(Component data from apps and pages)
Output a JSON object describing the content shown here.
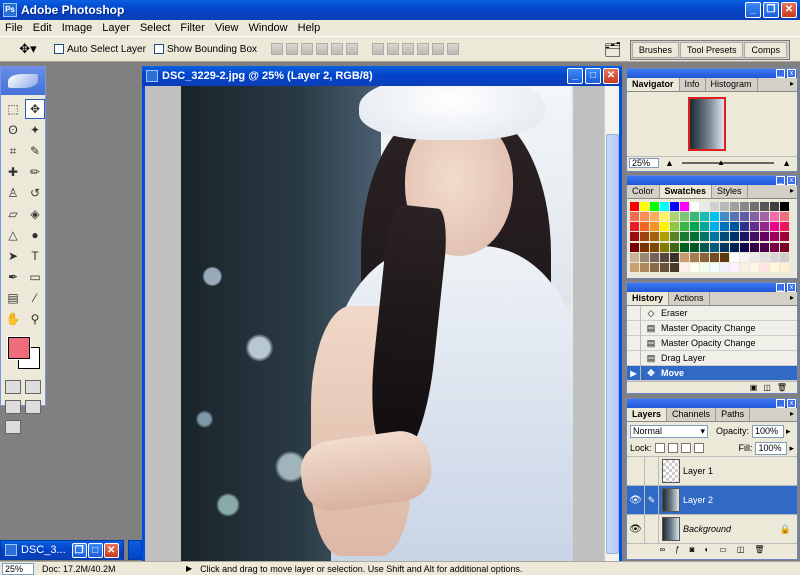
{
  "app": {
    "title": "Adobe Photoshop"
  },
  "menu": [
    "File",
    "Edit",
    "Image",
    "Layer",
    "Select",
    "Filter",
    "View",
    "Window",
    "Help"
  ],
  "options": {
    "auto_select": "Auto Select Layer",
    "bounding_box": "Show Bounding Box",
    "well_tabs": [
      "Brushes",
      "Tool Presets",
      "Comps"
    ]
  },
  "document": {
    "title": "DSC_3229-2.jpg @ 25% (Layer 2, RGB/8)"
  },
  "minimized": {
    "title": "DSC_3..."
  },
  "status": {
    "zoom": "25%",
    "doc": "Doc: 17.2M/40.2M",
    "hint": "Click and drag to move layer or selection.  Use Shift and Alt for additional options."
  },
  "navigator": {
    "tabs": [
      "Navigator",
      "Info",
      "Histogram"
    ],
    "zoom": "25%"
  },
  "color": {
    "tabs": [
      "Color",
      "Swatches",
      "Styles"
    ],
    "swatches": [
      "#ff0000",
      "#ffff00",
      "#00ff00",
      "#00ffff",
      "#0000ff",
      "#ff00ff",
      "#ffffff",
      "#e8e8e8",
      "#d0d0d0",
      "#b8b8b8",
      "#a0a0a0",
      "#888888",
      "#707070",
      "#585858",
      "#404040",
      "#000000",
      "#f26c4f",
      "#f68e55",
      "#fbaf5c",
      "#fff467",
      "#acd372",
      "#7cc576",
      "#3bb878",
      "#1abbb4",
      "#00bff3",
      "#438ccb",
      "#5574b9",
      "#605ca8",
      "#855fa8",
      "#a763a8",
      "#f06ea9",
      "#f26d7d",
      "#ed1c24",
      "#f26522",
      "#f7941d",
      "#fff200",
      "#8dc73f",
      "#39b54a",
      "#00a651",
      "#00a99d",
      "#00aeef",
      "#0072bc",
      "#0054a6",
      "#2e3192",
      "#662d91",
      "#92278f",
      "#ec008c",
      "#ed145b",
      "#9e0b0f",
      "#a0410d",
      "#a36209",
      "#aba000",
      "#598527",
      "#197b30",
      "#007236",
      "#00746b",
      "#0076a3",
      "#004b80",
      "#003471",
      "#1b1464",
      "#440e62",
      "#630460",
      "#9e005d",
      "#9e0039",
      "#790000",
      "#7b2e00",
      "#7d4900",
      "#827b00",
      "#406618",
      "#005e20",
      "#005826",
      "#005952",
      "#005b7f",
      "#003663",
      "#002157",
      "#0d004c",
      "#32004b",
      "#4b0049",
      "#7b0046",
      "#7a0026",
      "#c7b299",
      "#998675",
      "#736357",
      "#534741",
      "#37302d",
      "#c69c6d",
      "#a67c52",
      "#8c6239",
      "#754c24",
      "#603913",
      "#ffffff",
      "#f5f5f5",
      "#ebebeb",
      "#e1e1e1",
      "#d7d7d7",
      "#cdcdcd",
      "#c8a070",
      "#b0885c",
      "#8a6a48",
      "#6a5038",
      "#4a3828",
      "#fff0f0",
      "#fffff0",
      "#f0fff0",
      "#f0ffff",
      "#f0f0ff",
      "#fff0ff",
      "#faf0e6",
      "#fdf5e6",
      "#ffe4e1",
      "#fff8dc",
      "#ffefd5"
    ]
  },
  "history": {
    "tabs": [
      "History",
      "Actions"
    ],
    "items": [
      {
        "label": "Eraser",
        "icon": "eraser-icon"
      },
      {
        "label": "Master Opacity Change",
        "icon": "layer-icon"
      },
      {
        "label": "Master Opacity Change",
        "icon": "layer-icon"
      },
      {
        "label": "Drag Layer",
        "icon": "layer-icon"
      },
      {
        "label": "Move",
        "icon": "move-icon"
      }
    ]
  },
  "layers": {
    "tabs": [
      "Layers",
      "Channels",
      "Paths"
    ],
    "blend": "Normal",
    "opacity_label": "Opacity:",
    "opacity": "100%",
    "lock_label": "Lock:",
    "fill_label": "Fill:",
    "fill": "100%",
    "items": [
      {
        "name": "Layer 1"
      },
      {
        "name": "Layer 2"
      },
      {
        "name": "Background"
      }
    ]
  },
  "colors": {
    "foreground": "#f06c7a",
    "background": "#ffffff",
    "selection": "#316ac5"
  }
}
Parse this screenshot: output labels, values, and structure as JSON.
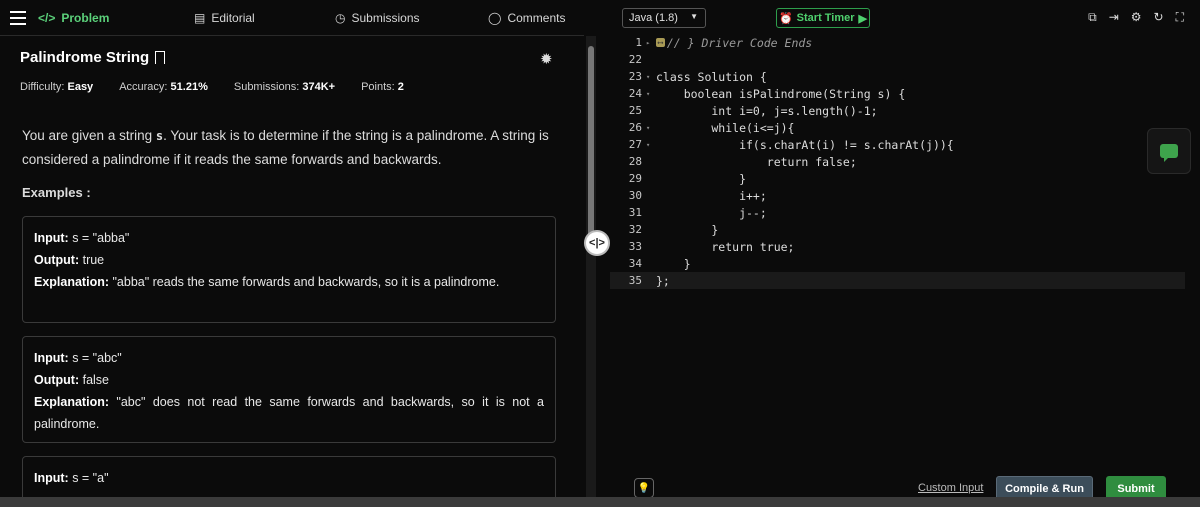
{
  "tabs": {
    "problem": "Problem",
    "editorial": "Editorial",
    "submissions": "Submissions",
    "comments": "Comments"
  },
  "problem": {
    "title": "Palindrome String",
    "difficulty_label": "Difficulty:",
    "difficulty": "Easy",
    "accuracy_label": "Accuracy:",
    "accuracy": "51.21%",
    "submissions_label": "Submissions:",
    "submissions": "374K+",
    "points_label": "Points:",
    "points": "2",
    "desc_pre": "You are given a string ",
    "desc_var": "s",
    "desc_post": ". Your task is to determine if the string is a palindrome. A string is considered a palindrome if it reads the same forwards and backwards.",
    "examples_title": "Examples :"
  },
  "examples": [
    {
      "input_label": "Input:",
      "input": " s = \"abba\"",
      "output_label": "Output:",
      "output": " true",
      "explanation_label": "Explanation:",
      "explanation": " \"abba\" reads the same forwards and backwards, so it is a palindrome."
    },
    {
      "input_label": "Input:",
      "input": " s = \"abc\"",
      "output_label": "Output:",
      "output": " false",
      "explanation_label": "Explanation:",
      "explanation": " \"abc\" does not read the same forwards and backwards, so it is not a palindrome."
    },
    {
      "input_label": "Input:",
      "input": " s = \"a\""
    }
  ],
  "editor": {
    "language": "Java (1.8)",
    "timer": "Start Timer",
    "lines": [
      {
        "n": "1",
        "text": "// } Driver Code Ends"
      },
      {
        "n": "22",
        "text": ""
      },
      {
        "n": "23",
        "text": "class Solution {"
      },
      {
        "n": "24",
        "text": "    boolean isPalindrome(String s) {"
      },
      {
        "n": "25",
        "text": "        int i=0, j=s.length()-1;"
      },
      {
        "n": "26",
        "text": "        while(i<=j){"
      },
      {
        "n": "27",
        "text": "            if(s.charAt(i) != s.charAt(j)){"
      },
      {
        "n": "28",
        "text": "                return false;"
      },
      {
        "n": "29",
        "text": "            }"
      },
      {
        "n": "30",
        "text": "            i++;"
      },
      {
        "n": "31",
        "text": "            j--;"
      },
      {
        "n": "32",
        "text": "        }"
      },
      {
        "n": "33",
        "text": "        return true;"
      },
      {
        "n": "34",
        "text": "    }"
      },
      {
        "n": "35",
        "text": "};"
      }
    ]
  },
  "actions": {
    "custom_input": "Custom Input",
    "compile": "Compile & Run",
    "submit": "Submit"
  }
}
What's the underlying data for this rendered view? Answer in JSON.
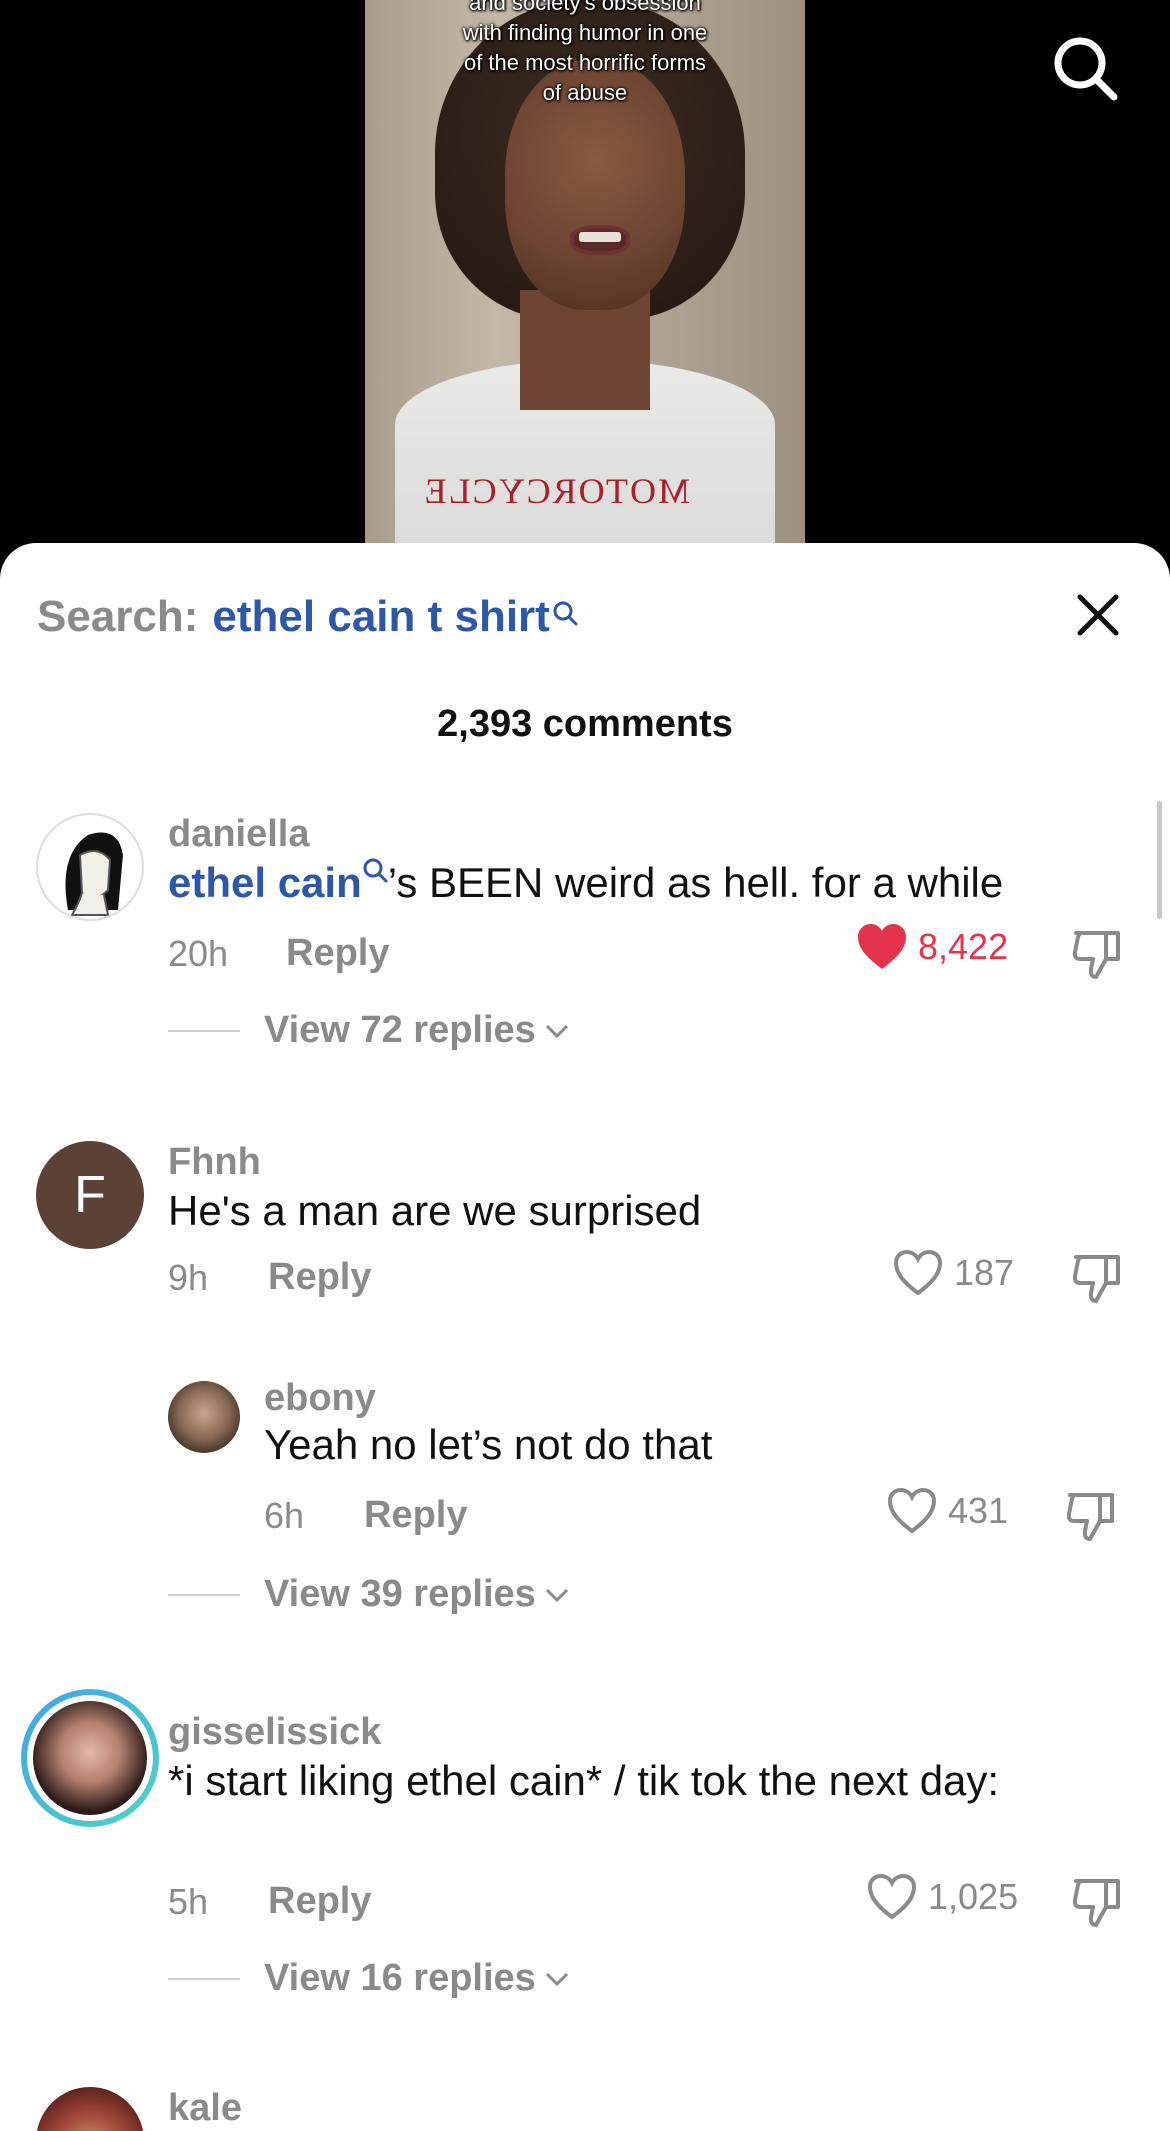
{
  "video": {
    "caption_lines": [
      "and society's obsession",
      "with finding humor in one",
      "of the most horrific forms",
      "of abuse"
    ],
    "shirt_print": "MOTORCYCLE"
  },
  "search_bar": {
    "label": "Search:",
    "term": "ethel cain t shirt"
  },
  "comments_header": {
    "count": "2,393 comments"
  },
  "comments": [
    {
      "username": "daniella",
      "mention": "ethel cain",
      "text": "’s BEEN weird as hell. for a while",
      "time": "20h",
      "reply_label": "Reply",
      "likes": "8,422",
      "liked": true,
      "view_replies": "View 72 replies"
    },
    {
      "username": "Fhnh",
      "avatar_letter": "F",
      "text": "He's a man are we surprised",
      "time": "9h",
      "reply_label": "Reply",
      "likes": "187",
      "liked": false
    },
    {
      "username": "ebony",
      "text": "Yeah no let’s not do that",
      "time": "6h",
      "reply_label": "Reply",
      "likes": "431",
      "liked": false,
      "view_replies": "View 39 replies"
    },
    {
      "username": "gisselissick",
      "text": "*i start liking ethel cain* / tik tok the next day:",
      "time": "5h",
      "reply_label": "Reply",
      "likes": "1,025",
      "liked": false,
      "view_replies": "View 16 replies"
    },
    {
      "username": "kale"
    }
  ],
  "colors": {
    "accent_blue": "#2f57a7",
    "like_red": "#e4344d",
    "muted": "#8a8a8a"
  }
}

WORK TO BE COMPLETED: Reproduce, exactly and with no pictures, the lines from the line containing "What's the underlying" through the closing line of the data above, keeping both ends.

YOUR SOLUTION:
What's the underlying data for this rendered view? Answer in JSON.
{
  "video": {
    "caption_lines": [
      "and society's obsession",
      "with finding humor in one",
      "of the most horrific forms",
      "of abuse"
    ],
    "shirt_print": "MOTORCYCLE"
  },
  "search_bar": {
    "label": "Search:",
    "term": "ethel cain t shirt"
  },
  "comments_header": {
    "count": "2,393 comments"
  },
  "comments": [
    {
      "username": "daniella",
      "mention": "ethel cain",
      "text": "’s BEEN weird as hell. for a while",
      "time": "20h",
      "reply_label": "Reply",
      "likes": "8,422",
      "liked": true,
      "view_replies": "View 72 replies"
    },
    {
      "username": "Fhnh",
      "avatar_letter": "F",
      "text": "He's a man are we surprised",
      "time": "9h",
      "reply_label": "Reply",
      "likes": "187",
      "liked": false
    },
    {
      "username": "ebony",
      "text": "Yeah no let’s not do that",
      "time": "6h",
      "reply_label": "Reply",
      "likes": "431",
      "liked": false,
      "view_replies": "View 39 replies"
    },
    {
      "username": "gisselissick",
      "text": "*i start liking ethel cain* / tik tok the next day:",
      "time": "5h",
      "reply_label": "Reply",
      "likes": "1,025",
      "liked": false,
      "view_replies": "View 16 replies"
    },
    {
      "username": "kale"
    }
  ],
  "colors": {
    "accent_blue": "#2f57a7",
    "like_red": "#e4344d",
    "muted": "#8a8a8a"
  }
}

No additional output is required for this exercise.